• INPUT DATA

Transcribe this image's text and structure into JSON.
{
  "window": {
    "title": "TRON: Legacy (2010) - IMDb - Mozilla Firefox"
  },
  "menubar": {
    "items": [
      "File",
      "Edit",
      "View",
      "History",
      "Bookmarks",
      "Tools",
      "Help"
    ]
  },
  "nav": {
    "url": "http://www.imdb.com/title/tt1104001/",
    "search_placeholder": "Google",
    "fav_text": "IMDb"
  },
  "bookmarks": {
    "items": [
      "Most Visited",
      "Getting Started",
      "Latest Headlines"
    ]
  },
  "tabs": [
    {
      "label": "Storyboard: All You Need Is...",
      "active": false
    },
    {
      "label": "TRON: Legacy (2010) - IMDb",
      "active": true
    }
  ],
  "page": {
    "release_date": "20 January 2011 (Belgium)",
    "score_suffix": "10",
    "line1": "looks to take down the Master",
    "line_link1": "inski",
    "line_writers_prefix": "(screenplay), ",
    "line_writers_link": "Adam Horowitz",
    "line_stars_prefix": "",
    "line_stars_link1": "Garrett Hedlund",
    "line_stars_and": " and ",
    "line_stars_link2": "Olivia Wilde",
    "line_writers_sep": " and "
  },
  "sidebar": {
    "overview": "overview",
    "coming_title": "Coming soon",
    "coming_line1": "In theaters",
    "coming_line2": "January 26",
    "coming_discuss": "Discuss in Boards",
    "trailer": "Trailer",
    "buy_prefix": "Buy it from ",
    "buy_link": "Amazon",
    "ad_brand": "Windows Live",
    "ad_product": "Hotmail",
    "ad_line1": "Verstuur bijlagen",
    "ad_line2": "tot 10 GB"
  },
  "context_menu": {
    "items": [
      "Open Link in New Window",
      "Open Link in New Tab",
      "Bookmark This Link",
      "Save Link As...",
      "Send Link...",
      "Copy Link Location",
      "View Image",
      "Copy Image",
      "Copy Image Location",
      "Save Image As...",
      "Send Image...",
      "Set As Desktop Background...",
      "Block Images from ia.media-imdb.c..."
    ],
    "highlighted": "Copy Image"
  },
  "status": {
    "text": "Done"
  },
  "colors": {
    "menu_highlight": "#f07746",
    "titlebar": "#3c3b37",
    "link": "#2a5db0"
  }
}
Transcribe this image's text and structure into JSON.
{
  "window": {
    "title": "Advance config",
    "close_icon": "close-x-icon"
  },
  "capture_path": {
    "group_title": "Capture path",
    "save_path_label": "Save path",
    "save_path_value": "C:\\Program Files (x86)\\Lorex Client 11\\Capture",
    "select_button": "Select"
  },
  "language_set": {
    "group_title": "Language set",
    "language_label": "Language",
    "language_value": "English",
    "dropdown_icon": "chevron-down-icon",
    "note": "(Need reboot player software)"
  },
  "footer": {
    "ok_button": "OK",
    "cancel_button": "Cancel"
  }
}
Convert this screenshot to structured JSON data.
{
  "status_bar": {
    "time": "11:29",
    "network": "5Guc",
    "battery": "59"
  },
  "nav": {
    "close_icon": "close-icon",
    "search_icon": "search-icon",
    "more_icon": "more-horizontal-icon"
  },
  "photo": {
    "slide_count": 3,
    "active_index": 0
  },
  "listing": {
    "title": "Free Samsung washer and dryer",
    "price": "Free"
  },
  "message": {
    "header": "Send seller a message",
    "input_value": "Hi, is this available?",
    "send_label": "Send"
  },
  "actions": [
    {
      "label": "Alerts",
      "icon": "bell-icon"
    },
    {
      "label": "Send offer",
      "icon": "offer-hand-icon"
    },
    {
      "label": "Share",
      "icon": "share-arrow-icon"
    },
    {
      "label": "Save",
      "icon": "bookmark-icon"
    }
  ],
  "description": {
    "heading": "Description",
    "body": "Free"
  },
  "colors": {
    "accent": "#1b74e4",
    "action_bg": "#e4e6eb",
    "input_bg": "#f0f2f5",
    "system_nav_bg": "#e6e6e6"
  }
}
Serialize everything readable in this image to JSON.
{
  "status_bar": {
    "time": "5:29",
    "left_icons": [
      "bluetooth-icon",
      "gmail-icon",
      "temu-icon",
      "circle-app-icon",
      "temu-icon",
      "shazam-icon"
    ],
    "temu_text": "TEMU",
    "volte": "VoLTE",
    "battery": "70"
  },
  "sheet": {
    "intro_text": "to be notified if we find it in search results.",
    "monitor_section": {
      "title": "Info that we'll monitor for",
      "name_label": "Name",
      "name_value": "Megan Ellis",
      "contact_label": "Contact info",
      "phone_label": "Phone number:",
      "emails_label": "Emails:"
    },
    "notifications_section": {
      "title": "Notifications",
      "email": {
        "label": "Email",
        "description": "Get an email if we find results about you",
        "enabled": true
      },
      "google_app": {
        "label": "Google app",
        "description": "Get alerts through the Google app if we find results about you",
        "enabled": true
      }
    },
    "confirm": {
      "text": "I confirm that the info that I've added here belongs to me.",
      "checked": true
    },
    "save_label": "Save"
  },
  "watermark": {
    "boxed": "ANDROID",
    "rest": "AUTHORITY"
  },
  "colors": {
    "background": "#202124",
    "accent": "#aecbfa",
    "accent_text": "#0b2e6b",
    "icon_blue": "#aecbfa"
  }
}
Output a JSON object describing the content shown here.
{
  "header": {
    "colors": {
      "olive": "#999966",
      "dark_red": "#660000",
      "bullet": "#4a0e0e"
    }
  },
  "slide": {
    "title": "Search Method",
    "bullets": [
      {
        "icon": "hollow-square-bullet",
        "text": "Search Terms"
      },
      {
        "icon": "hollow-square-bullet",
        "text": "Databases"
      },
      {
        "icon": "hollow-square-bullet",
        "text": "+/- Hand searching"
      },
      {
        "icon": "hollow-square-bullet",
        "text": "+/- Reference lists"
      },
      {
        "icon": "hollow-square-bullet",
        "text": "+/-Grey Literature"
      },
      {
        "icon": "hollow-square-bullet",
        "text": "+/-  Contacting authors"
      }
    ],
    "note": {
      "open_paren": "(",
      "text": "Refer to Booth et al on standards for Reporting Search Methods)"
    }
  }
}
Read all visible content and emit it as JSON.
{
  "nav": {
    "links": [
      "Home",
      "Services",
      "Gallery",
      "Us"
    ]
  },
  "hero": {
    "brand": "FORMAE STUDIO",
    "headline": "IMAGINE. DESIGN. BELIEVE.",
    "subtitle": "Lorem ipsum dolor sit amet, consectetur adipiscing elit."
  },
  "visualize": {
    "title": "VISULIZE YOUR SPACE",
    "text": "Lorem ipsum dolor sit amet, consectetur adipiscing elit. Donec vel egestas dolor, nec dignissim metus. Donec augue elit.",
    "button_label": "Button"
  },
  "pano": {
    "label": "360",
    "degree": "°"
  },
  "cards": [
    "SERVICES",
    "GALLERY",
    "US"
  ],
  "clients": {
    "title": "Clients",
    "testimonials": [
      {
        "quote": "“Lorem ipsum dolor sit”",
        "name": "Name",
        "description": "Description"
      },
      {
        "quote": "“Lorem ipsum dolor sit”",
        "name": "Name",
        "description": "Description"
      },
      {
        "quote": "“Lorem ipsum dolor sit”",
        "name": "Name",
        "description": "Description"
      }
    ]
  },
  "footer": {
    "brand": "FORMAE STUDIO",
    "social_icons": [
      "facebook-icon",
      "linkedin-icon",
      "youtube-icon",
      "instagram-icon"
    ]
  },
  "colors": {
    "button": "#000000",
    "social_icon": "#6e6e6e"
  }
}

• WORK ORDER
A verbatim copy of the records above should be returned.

• SOLUTION TO THIS EXERCISE
Transcribe this image's text and structure into JSON.
{
  "window": {
    "title": "TRON: Legacy (2010) - IMDb - Mozilla Firefox"
  },
  "menubar": {
    "items": [
      "File",
      "Edit",
      "View",
      "History",
      "Bookmarks",
      "Tools",
      "Help"
    ]
  },
  "nav": {
    "url": "http://www.imdb.com/title/tt1104001/",
    "search_placeholder": "Google",
    "fav_text": "IMDb"
  },
  "bookmarks": {
    "items": [
      "Most Visited",
      "Getting Started",
      "Latest Headlines"
    ]
  },
  "tabs": [
    {
      "label": "Storyboard: All You Need Is...",
      "active": false
    },
    {
      "label": "TRON: Legacy (2010) - IMDb",
      "active": true
    }
  ],
  "page": {
    "release_date": "20 January 2011 (Belgium)",
    "score_suffix": "10",
    "line1": "looks to take down the Master",
    "line_link1": "inski",
    "line_writers_prefix": "(screenplay), ",
    "line_writers_link": "Adam Horowitz",
    "line_stars_prefix": "",
    "line_stars_link1": "Garrett Hedlund",
    "line_stars_and": " and ",
    "line_stars_link2": "Olivia Wilde",
    "line_writers_sep": " and "
  },
  "sidebar": {
    "overview": "overview",
    "coming_title": "Coming soon",
    "coming_line1": "In theaters",
    "coming_line2": "January 26",
    "coming_discuss": "Discuss in Boards",
    "trailer": "Trailer",
    "buy_prefix": "Buy it from ",
    "buy_link": "Amazon",
    "ad_brand": "Windows Live",
    "ad_product": "Hotmail",
    "ad_line1": "Verstuur bijlagen",
    "ad_line2": "tot 10 GB"
  },
  "context_menu": {
    "items": [
      "Open Link in New Window",
      "Open Link in New Tab",
      "Bookmark This Link",
      "Save Link As...",
      "Send Link...",
      "Copy Link Location",
      "View Image",
      "Copy Image",
      "Copy Image Location",
      "Save Image As...",
      "Send Image...",
      "Set As Desktop Background...",
      "Block Images from ia.media-imdb.c..."
    ],
    "highlighted": "Copy Image"
  },
  "status": {
    "text": "Done"
  },
  "colors": {
    "menu_highlight": "#f07746",
    "titlebar": "#3c3b37",
    "link": "#2a5db0"
  }
}
Transcribe this image's text and structure into JSON.
{
  "window": {
    "title": "Advance config",
    "close_icon": "close-x-icon"
  },
  "capture_path": {
    "group_title": "Capture path",
    "save_path_label": "Save path",
    "save_path_value": "C:\\Program Files (x86)\\Lorex Client 11\\Capture",
    "select_button": "Select"
  },
  "language_set": {
    "group_title": "Language set",
    "language_label": "Language",
    "language_value": "English",
    "dropdown_icon": "chevron-down-icon",
    "note": "(Need reboot player software)"
  },
  "footer": {
    "ok_button": "OK",
    "cancel_button": "Cancel"
  }
}
Convert this screenshot to structured JSON data.
{
  "status_bar": {
    "time": "11:29",
    "network": "5Guc",
    "battery": "59"
  },
  "nav": {
    "close_icon": "close-icon",
    "search_icon": "search-icon",
    "more_icon": "more-horizontal-icon"
  },
  "photo": {
    "slide_count": 3,
    "active_index": 0
  },
  "listing": {
    "title": "Free Samsung washer and dryer",
    "price": "Free"
  },
  "message": {
    "header": "Send seller a message",
    "input_value": "Hi, is this available?",
    "send_label": "Send"
  },
  "actions": [
    {
      "label": "Alerts",
      "icon": "bell-icon"
    },
    {
      "label": "Send offer",
      "icon": "offer-hand-icon"
    },
    {
      "label": "Share",
      "icon": "share-arrow-icon"
    },
    {
      "label": "Save",
      "icon": "bookmark-icon"
    }
  ],
  "description": {
    "heading": "Description",
    "body": "Free"
  },
  "colors": {
    "accent": "#1b74e4",
    "action_bg": "#e4e6eb",
    "input_bg": "#f0f2f5",
    "system_nav_bg": "#e6e6e6"
  }
}
Serialize everything readable in this image to JSON.
{
  "status_bar": {
    "time": "5:29",
    "left_icons": [
      "bluetooth-icon",
      "gmail-icon",
      "temu-icon",
      "circle-app-icon",
      "temu-icon",
      "shazam-icon"
    ],
    "temu_text": "TEMU",
    "volte": "VoLTE",
    "battery": "70"
  },
  "sheet": {
    "intro_text": "to be notified if we find it in search results.",
    "monitor_section": {
      "title": "Info that we'll monitor for",
      "name_label": "Name",
      "name_value": "Megan Ellis",
      "contact_label": "Contact info",
      "phone_label": "Phone number:",
      "emails_label": "Emails:"
    },
    "notifications_section": {
      "title": "Notifications",
      "email": {
        "label": "Email",
        "description": "Get an email if we find results about you",
        "enabled": true
      },
      "google_app": {
        "label": "Google app",
        "description": "Get alerts through the Google app if we find results about you",
        "enabled": true
      }
    },
    "confirm": {
      "text": "I confirm that the info that I've added here belongs to me.",
      "checked": true
    },
    "save_label": "Save"
  },
  "watermark": {
    "boxed": "ANDROID",
    "rest": "AUTHORITY"
  },
  "colors": {
    "background": "#202124",
    "accent": "#aecbfa",
    "accent_text": "#0b2e6b",
    "icon_blue": "#aecbfa"
  }
}
Output a JSON object describing the content shown here.
{
  "header": {
    "colors": {
      "olive": "#999966",
      "dark_red": "#660000",
      "bullet": "#4a0e0e"
    }
  },
  "slide": {
    "title": "Search Method",
    "bullets": [
      {
        "icon": "hollow-square-bullet",
        "text": "Search Terms"
      },
      {
        "icon": "hollow-square-bullet",
        "text": "Databases"
      },
      {
        "icon": "hollow-square-bullet",
        "text": "+/- Hand searching"
      },
      {
        "icon": "hollow-square-bullet",
        "text": "+/- Reference lists"
      },
      {
        "icon": "hollow-square-bullet",
        "text": "+/-Grey Literature"
      },
      {
        "icon": "hollow-square-bullet",
        "text": "+/-  Contacting authors"
      }
    ],
    "note": {
      "open_paren": "(",
      "text": "Refer to Booth et al on standards for Reporting Search Methods)"
    }
  }
}
Read all visible content and emit it as JSON.
{
  "nav": {
    "links": [
      "Home",
      "Services",
      "Gallery",
      "Us"
    ]
  },
  "hero": {
    "brand": "FORMAE STUDIO",
    "headline": "IMAGINE. DESIGN. BELIEVE.",
    "subtitle": "Lorem ipsum dolor sit amet, consectetur adipiscing elit."
  },
  "visualize": {
    "title": "VISULIZE YOUR SPACE",
    "text": "Lorem ipsum dolor sit amet, consectetur adipiscing elit. Donec vel egestas dolor, nec dignissim metus. Donec augue elit.",
    "button_label": "Button"
  },
  "pano": {
    "label": "360",
    "degree": "°"
  },
  "cards": [
    "SERVICES",
    "GALLERY",
    "US"
  ],
  "clients": {
    "title": "Clients",
    "testimonials": [
      {
        "quote": "“Lorem ipsum dolor sit”",
        "name": "Name",
        "description": "Description"
      },
      {
        "quote": "“Lorem ipsum dolor sit”",
        "name": "Name",
        "description": "Description"
      },
      {
        "quote": "“Lorem ipsum dolor sit”",
        "name": "Name",
        "description": "Description"
      }
    ]
  },
  "footer": {
    "brand": "FORMAE STUDIO",
    "social_icons": [
      "facebook-icon",
      "linkedin-icon",
      "youtube-icon",
      "instagram-icon"
    ]
  },
  "colors": {
    "button": "#000000",
    "social_icon": "#6e6e6e"
  }
}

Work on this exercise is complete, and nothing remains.